Until recently, the tax authorities recovered taxes only from Russian related parties. Now, with the ongoing development of the relevant court practice, taxes may also be recovered from foreign third parties. Accordingly, in its decision in Bankruptcy Case No. A41-45286/14*, the Commercial Court of the Moscow Region held that the taxpayer’s controlling persons (individuals and the majority shareholder incorporated in Cyprus) were subsidiarily liable for the debtor’s tax obligations. Subsequently, in this case, the right of the Federal Tax Service to claim RUB 40m of unpaid taxes passed to the Cypriot company, which was the ultimate owner of the bankrupt company. Otherwise, the subsidiarily liable individuals would have had to execute the court’s decision at their own expense or face the threat of personal bankruptcy or even criminal liability.

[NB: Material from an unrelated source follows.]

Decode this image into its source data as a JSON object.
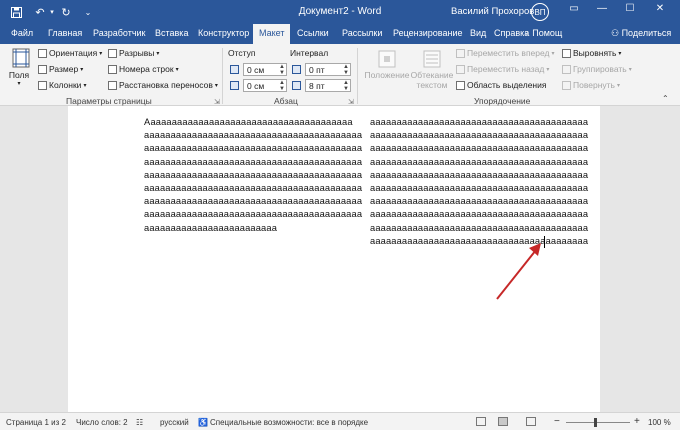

The Federal Tax Service has drafted a bill allowing a voluntary payment of taxes for third parties. If the bill is passed, this will be a positive move, as in practice, a person (for example, a shareholder or CEO) is often willing to pay the outstanding taxes on behalf of their company. However, the Russian Tax Code currently prohibits such payments as taxpayers must pay their taxes personally from their own funds.

Thus, the law enforcement practice for the performance of tax obligations is becoming more result-oriented – boosting the state revenues. In this respect, businesses should take into account possible legislative developments, as well as the existing court practice and the risk of being held subsidiarily liable for third parties’ tax payment obligations.

* In Russian


Portrait of Hayk Safaryan
Hayk Safaryan